Sarah Toland

Take a look at your daily diet if you want to increase your chances of being an active elder. Recent research from the Wake Forest University Baptist Medical Center suggests that eating lots of dairy, fruits, and vegetables each day can help prevent the onset of disability as you get older (American Journal of Clinical Nutrition, 2005, vol. 81, no. 2).

Participants who ate at least two servings of dairy and six servings of fruits and vegetables on a daily basis lowered their risk for becoming feeble by 30 percent.

Based on the results of a nine-year study, researchers determined that participants who ate at least two servings of dairy and six servings of fruits and vegetables on a daily basis lowered their risk for becoming feeble by 30 percent. Disability risk was measured as functional limitations, which often precede disabilities and include being unable to walk a quarter of a mile or climb ten steps. Of the 16,000 participants in the study, who varied in age from 45 to 64, black women who followed diets rich in dairy and fruits and vegetables demonstrated the greatest disability risk reduction. Researchers estimate that by 2050, approximately half of all Americans over 65 will become disabled to the point of requiring nursing home care.

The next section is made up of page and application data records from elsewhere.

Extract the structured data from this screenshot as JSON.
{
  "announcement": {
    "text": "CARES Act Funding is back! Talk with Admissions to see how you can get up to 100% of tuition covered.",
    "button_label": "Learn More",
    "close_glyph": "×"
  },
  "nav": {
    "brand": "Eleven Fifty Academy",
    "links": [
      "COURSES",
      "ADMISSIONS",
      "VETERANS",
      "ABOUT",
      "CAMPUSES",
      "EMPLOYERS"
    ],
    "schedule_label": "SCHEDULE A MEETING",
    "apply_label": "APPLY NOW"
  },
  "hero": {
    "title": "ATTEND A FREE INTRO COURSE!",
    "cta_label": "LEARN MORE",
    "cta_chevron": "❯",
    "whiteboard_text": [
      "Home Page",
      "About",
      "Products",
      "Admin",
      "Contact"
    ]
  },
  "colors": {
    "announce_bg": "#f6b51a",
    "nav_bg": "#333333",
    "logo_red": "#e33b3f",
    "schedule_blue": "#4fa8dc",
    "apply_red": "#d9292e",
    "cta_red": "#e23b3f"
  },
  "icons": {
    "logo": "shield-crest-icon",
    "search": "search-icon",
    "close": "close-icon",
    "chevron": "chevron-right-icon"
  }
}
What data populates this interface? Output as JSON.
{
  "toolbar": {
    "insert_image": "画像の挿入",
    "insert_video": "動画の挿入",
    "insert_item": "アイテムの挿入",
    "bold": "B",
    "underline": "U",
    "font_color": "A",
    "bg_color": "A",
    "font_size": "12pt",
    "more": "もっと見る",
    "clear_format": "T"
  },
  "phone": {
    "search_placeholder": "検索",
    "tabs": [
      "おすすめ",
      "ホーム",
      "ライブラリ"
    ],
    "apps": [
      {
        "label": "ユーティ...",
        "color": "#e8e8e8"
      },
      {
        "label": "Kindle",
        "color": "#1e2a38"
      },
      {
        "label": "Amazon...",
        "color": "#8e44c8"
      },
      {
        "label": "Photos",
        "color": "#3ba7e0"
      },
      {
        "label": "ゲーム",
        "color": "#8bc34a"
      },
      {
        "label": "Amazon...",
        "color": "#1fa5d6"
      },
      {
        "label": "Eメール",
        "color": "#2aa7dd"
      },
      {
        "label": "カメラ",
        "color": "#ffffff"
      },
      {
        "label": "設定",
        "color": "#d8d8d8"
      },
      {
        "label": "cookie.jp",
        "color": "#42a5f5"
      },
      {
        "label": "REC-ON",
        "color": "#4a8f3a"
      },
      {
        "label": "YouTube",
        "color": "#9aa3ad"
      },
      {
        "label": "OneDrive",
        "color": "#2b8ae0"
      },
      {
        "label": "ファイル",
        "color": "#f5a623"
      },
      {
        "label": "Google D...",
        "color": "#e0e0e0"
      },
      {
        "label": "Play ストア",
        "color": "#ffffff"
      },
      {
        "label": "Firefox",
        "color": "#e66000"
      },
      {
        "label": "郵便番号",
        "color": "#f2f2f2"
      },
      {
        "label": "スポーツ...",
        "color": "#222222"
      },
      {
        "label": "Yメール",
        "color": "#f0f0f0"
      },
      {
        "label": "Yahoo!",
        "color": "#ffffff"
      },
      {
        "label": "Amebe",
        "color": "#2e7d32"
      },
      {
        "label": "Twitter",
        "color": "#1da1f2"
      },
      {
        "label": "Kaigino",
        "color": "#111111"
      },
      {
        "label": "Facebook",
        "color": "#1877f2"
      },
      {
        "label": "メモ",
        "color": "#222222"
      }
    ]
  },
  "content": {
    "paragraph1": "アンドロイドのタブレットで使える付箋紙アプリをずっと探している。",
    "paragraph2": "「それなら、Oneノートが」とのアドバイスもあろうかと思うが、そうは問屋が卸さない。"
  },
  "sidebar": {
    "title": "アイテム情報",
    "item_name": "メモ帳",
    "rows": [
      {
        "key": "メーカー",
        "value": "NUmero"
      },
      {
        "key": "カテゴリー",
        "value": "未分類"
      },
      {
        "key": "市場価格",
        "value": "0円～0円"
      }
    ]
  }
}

Although researchers aren’t certain why such foods help prevent feeble aging, the study authors speculate that dairy’s high calcium and vitamin D content counteracts osteoporosis and decreased muscle strength. In addition, antioxidants in fruits and vegetables may reduce the accumulation of oxidative damage in the tissues and thus slow aging and decrease chronic disease risk.